** LISTED ENTRIES follows **
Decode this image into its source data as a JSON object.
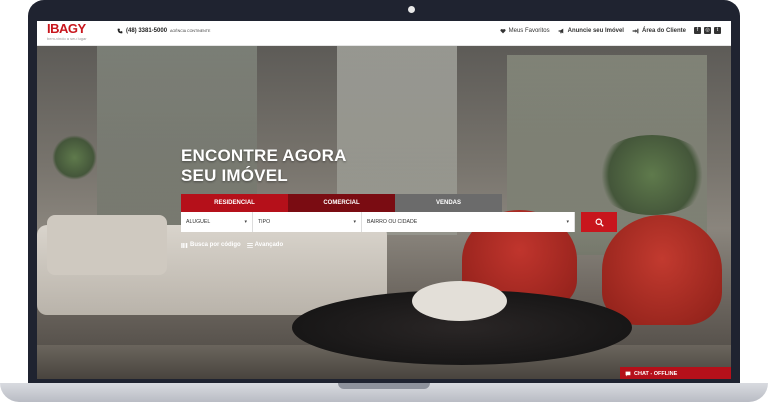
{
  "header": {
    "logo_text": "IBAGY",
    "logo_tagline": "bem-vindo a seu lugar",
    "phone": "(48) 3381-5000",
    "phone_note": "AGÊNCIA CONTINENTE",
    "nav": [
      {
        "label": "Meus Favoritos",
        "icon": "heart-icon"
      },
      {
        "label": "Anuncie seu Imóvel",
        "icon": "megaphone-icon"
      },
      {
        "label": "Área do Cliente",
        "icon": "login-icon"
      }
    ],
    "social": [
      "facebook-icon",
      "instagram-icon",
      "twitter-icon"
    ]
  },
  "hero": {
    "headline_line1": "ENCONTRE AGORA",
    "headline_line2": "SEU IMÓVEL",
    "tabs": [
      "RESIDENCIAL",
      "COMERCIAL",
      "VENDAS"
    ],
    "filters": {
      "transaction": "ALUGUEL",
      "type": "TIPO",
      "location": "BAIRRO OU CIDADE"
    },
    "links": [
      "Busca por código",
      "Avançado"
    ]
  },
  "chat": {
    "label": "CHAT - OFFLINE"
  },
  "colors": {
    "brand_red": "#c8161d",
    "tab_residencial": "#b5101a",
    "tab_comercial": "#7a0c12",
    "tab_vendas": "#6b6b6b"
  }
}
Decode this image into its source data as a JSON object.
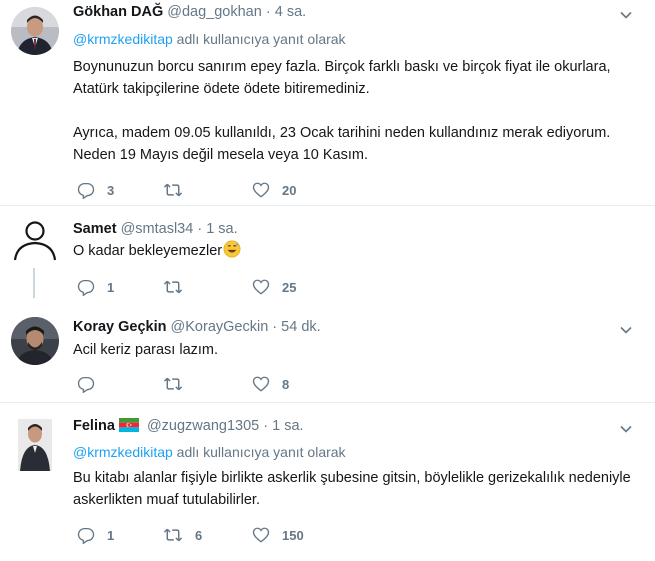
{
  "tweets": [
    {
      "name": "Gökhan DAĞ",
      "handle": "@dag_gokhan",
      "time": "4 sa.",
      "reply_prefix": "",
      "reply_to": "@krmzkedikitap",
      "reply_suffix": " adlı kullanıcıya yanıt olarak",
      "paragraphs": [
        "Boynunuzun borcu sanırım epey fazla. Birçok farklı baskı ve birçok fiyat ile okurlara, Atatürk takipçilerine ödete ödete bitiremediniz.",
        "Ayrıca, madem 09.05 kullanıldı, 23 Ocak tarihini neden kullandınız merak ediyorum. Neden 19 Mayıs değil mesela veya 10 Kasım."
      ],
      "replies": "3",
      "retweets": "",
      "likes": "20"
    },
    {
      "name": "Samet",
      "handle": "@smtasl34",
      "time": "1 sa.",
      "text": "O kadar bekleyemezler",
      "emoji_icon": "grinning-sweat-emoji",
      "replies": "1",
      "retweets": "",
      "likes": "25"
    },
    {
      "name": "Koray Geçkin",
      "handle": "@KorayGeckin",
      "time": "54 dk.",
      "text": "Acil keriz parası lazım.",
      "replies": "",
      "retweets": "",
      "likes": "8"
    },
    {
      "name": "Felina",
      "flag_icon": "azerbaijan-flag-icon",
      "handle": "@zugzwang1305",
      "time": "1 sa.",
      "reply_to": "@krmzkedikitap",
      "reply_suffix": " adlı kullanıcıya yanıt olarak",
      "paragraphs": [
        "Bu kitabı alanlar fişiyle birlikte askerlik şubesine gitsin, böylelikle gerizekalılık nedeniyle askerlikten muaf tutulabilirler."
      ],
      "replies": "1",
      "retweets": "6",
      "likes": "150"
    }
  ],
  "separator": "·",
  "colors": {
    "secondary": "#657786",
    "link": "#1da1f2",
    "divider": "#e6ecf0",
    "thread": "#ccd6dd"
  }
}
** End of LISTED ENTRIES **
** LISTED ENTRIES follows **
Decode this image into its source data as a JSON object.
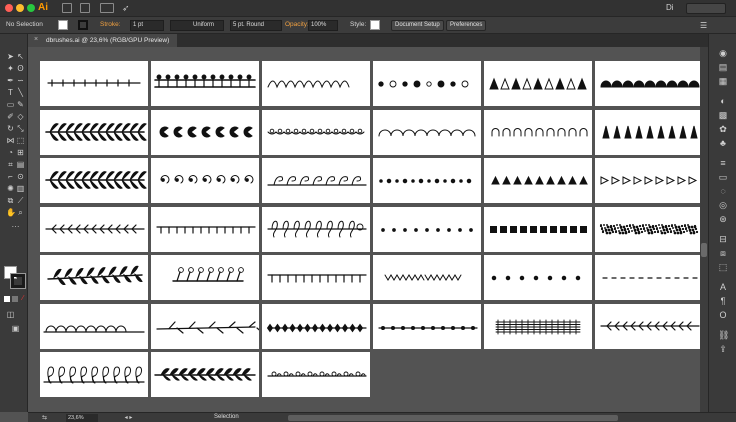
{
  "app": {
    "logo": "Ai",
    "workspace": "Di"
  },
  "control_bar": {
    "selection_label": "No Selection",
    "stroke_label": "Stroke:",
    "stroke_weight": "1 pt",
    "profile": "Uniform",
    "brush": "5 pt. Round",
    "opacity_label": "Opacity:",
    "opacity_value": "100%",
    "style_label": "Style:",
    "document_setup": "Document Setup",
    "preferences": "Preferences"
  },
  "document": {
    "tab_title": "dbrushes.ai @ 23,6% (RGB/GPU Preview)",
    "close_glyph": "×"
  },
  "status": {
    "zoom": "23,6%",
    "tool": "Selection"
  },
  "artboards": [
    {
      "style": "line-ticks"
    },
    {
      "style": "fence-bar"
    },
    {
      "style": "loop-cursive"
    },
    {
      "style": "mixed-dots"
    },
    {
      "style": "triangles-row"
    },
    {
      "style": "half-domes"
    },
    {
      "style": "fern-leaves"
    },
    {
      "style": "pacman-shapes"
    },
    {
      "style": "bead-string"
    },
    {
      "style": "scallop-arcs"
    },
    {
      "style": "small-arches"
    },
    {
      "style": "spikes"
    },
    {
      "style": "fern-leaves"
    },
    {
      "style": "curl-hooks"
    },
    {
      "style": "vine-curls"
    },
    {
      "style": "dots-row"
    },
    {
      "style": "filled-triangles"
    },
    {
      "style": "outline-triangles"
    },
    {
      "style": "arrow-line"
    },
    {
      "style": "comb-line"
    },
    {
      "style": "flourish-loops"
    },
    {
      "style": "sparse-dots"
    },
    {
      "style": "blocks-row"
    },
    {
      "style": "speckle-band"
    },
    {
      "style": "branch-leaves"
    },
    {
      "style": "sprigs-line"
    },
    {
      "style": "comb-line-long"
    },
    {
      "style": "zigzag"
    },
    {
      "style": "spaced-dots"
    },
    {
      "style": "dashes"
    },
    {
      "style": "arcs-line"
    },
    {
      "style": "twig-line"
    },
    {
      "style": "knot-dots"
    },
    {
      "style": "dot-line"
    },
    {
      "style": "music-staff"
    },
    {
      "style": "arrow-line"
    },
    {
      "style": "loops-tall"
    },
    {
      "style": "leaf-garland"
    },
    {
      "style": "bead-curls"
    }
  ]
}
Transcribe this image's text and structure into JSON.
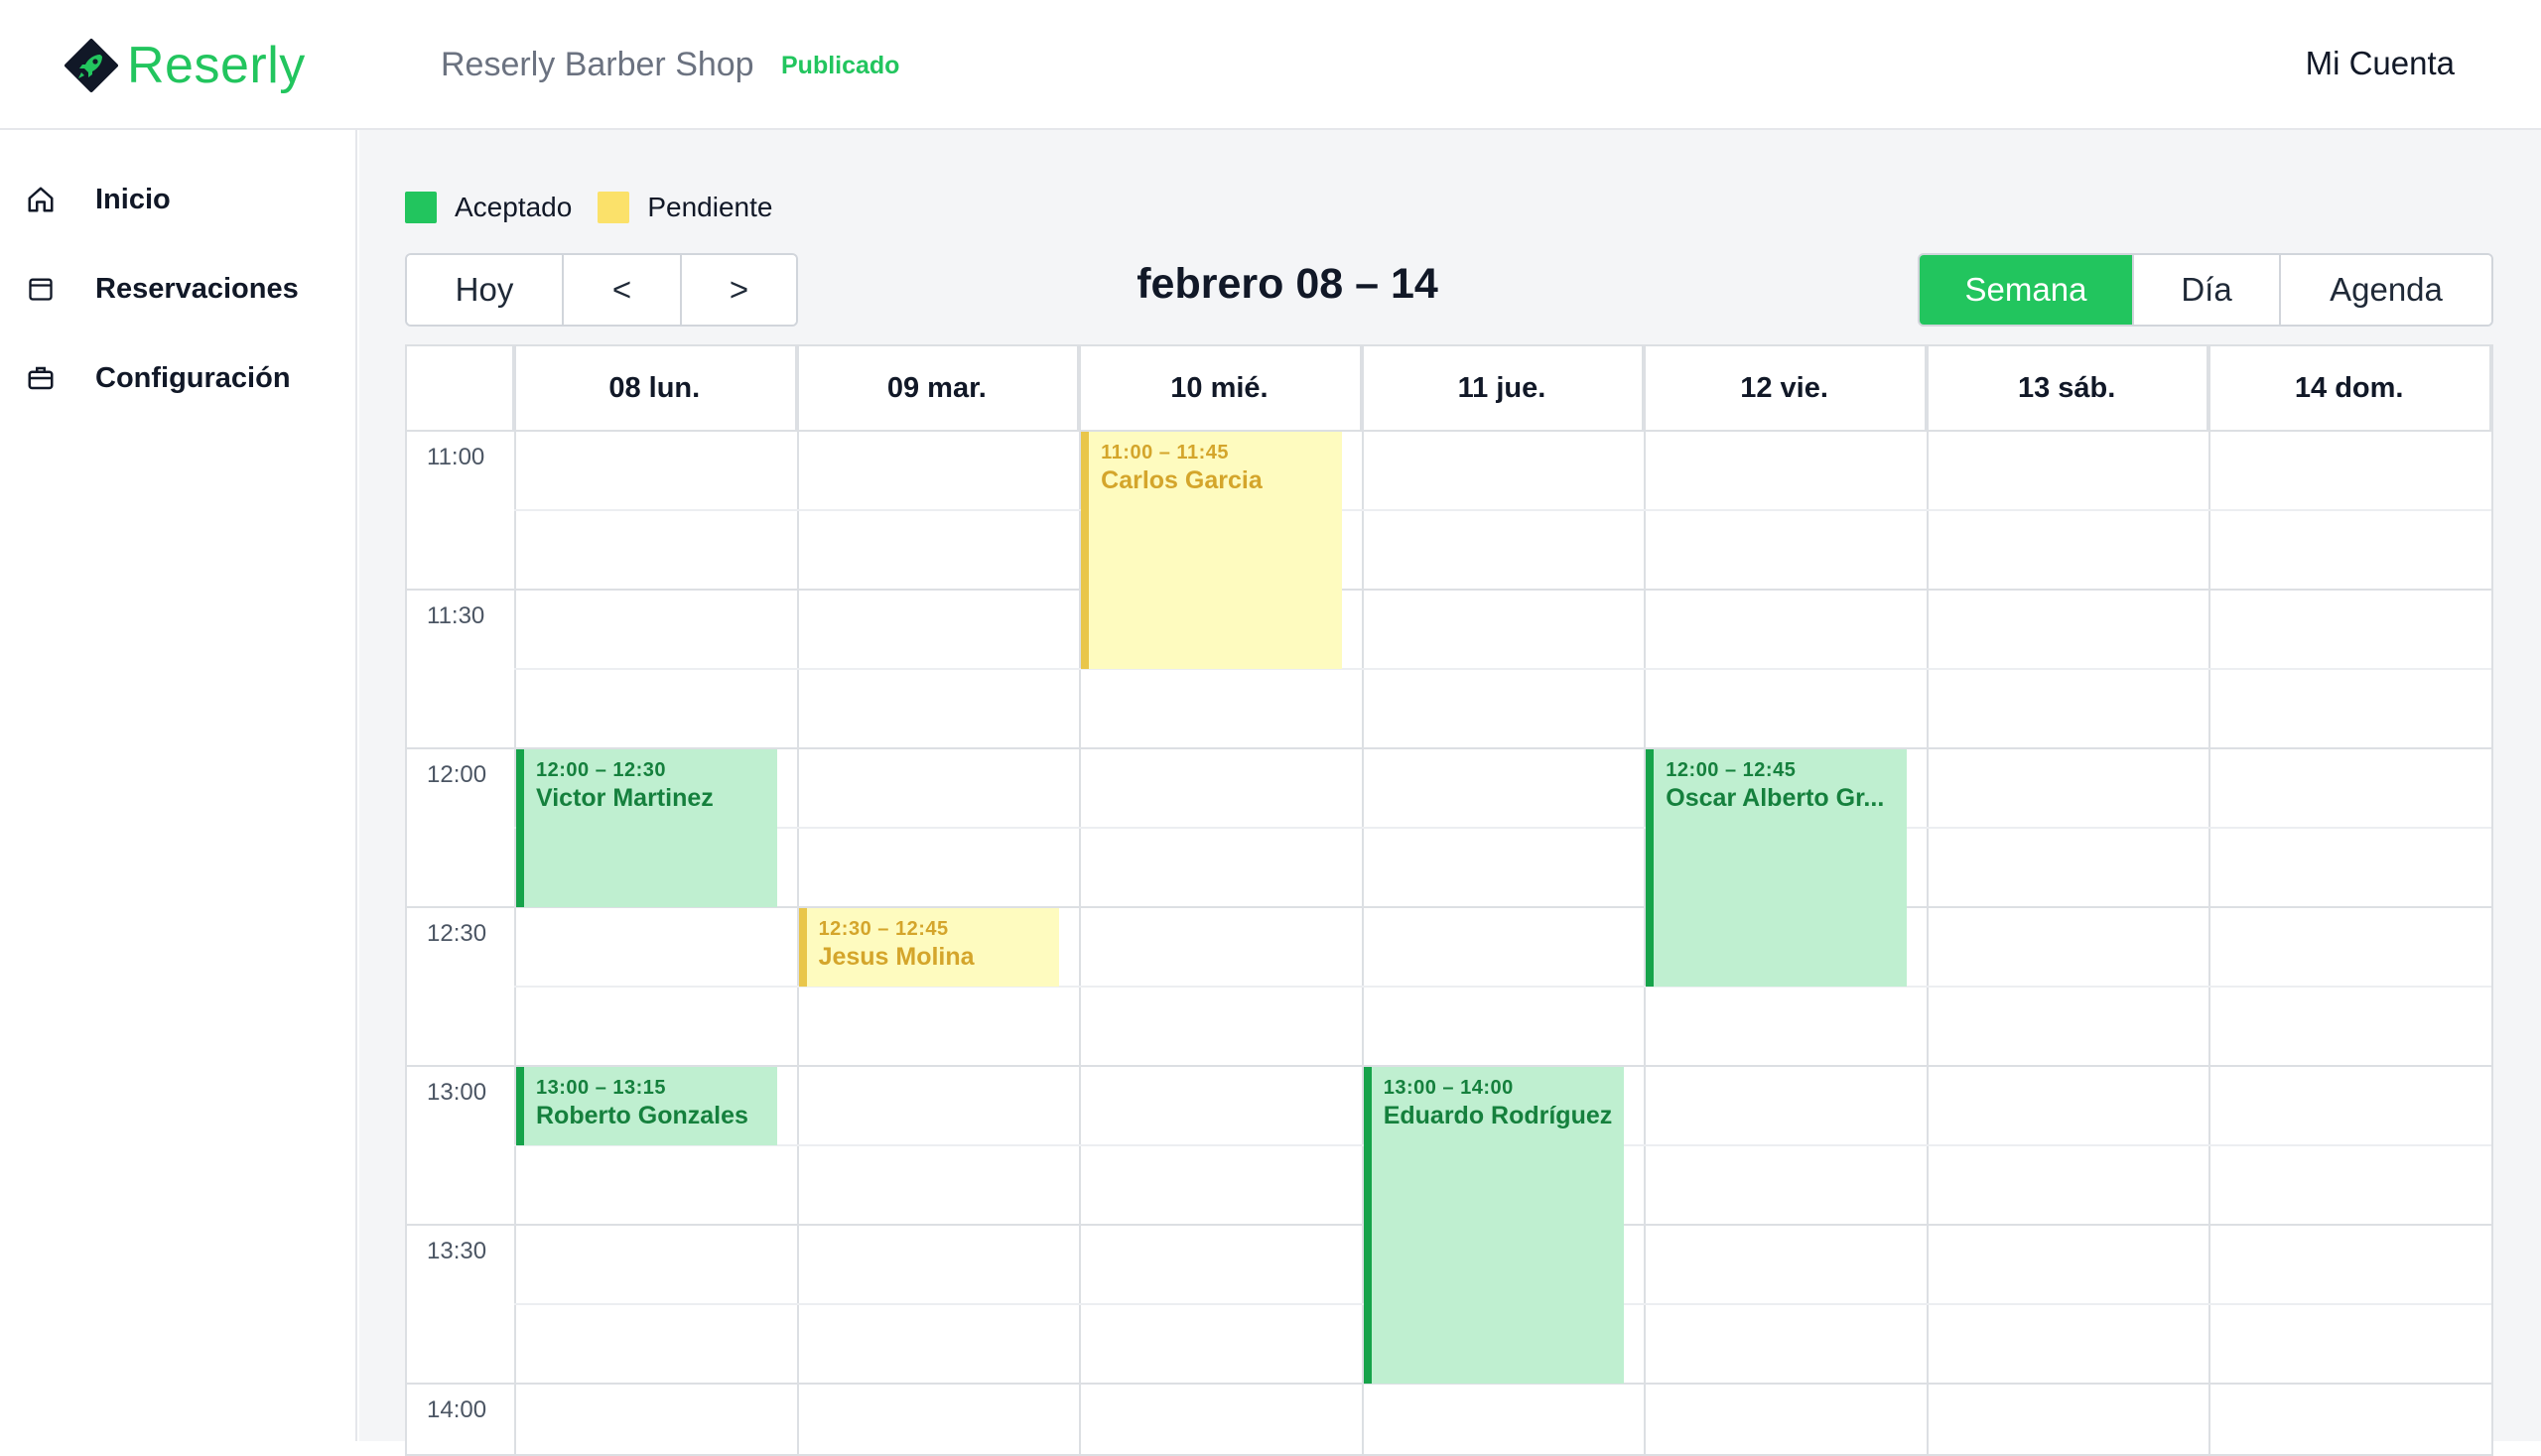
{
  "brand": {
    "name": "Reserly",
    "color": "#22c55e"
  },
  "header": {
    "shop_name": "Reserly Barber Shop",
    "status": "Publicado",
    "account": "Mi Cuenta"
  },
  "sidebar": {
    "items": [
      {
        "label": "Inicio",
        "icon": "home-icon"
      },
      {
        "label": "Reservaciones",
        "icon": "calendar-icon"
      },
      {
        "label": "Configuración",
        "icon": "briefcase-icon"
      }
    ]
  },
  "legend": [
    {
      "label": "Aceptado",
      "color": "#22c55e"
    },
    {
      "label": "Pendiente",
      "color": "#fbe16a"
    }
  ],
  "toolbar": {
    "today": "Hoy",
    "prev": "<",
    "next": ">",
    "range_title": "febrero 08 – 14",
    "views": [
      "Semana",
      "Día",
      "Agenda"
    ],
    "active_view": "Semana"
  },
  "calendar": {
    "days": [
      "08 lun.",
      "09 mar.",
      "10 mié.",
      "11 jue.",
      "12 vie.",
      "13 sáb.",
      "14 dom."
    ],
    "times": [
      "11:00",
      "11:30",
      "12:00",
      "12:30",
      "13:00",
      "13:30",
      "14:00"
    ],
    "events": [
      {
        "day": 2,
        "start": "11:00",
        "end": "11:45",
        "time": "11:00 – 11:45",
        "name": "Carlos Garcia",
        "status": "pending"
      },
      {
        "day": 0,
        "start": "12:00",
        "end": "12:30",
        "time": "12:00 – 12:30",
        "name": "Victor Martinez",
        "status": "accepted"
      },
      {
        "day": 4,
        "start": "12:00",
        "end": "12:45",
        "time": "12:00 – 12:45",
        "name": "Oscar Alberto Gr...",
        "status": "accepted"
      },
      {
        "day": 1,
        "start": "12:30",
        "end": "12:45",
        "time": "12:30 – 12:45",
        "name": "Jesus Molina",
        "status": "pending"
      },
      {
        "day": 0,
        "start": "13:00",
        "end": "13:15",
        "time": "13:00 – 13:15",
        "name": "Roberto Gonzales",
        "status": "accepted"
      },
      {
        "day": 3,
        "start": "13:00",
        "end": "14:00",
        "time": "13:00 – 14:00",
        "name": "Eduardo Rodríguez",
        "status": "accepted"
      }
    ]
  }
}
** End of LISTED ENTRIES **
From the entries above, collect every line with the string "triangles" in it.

      "style": "triangles-row"
      "style": "filled-triangles"
      "style": "outline-triangles"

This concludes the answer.